[Dataset rows describing interfaces]

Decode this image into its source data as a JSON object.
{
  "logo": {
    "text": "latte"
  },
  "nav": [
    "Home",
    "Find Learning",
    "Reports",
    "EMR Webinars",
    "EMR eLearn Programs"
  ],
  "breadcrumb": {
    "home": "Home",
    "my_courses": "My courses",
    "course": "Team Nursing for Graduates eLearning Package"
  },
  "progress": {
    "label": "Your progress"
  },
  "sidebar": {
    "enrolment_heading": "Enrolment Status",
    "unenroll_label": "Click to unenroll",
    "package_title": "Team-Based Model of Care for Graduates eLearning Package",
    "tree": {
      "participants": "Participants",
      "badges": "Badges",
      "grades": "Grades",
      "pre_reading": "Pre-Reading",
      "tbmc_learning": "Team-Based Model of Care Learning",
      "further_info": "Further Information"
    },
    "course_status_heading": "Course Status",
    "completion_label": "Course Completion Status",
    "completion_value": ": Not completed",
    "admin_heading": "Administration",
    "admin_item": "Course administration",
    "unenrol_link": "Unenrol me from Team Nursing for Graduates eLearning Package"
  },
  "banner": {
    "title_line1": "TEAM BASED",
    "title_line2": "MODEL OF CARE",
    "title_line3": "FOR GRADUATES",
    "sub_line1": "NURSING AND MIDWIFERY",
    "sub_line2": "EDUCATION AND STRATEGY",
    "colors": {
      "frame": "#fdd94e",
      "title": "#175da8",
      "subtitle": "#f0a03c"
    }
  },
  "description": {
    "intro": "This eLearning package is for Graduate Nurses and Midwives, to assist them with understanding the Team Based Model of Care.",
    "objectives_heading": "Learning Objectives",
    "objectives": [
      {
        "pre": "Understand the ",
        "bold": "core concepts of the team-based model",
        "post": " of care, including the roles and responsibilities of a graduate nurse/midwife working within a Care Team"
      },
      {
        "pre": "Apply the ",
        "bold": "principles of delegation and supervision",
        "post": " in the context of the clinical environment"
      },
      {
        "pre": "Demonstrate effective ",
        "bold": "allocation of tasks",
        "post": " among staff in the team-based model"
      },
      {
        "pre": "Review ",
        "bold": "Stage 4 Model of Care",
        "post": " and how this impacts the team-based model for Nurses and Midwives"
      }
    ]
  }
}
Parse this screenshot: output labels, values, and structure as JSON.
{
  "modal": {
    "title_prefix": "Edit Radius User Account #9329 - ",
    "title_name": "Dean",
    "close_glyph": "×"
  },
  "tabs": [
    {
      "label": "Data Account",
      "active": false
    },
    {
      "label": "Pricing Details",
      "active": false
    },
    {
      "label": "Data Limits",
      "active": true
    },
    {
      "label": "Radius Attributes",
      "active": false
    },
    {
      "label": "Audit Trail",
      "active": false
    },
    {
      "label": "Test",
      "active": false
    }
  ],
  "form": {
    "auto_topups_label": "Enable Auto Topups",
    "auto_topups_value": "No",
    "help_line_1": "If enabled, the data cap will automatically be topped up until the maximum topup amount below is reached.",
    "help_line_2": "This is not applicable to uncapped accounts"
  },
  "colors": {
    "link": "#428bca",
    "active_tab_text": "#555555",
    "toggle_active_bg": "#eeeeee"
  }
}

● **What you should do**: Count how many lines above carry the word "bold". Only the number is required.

● **Solution to this problem**: 4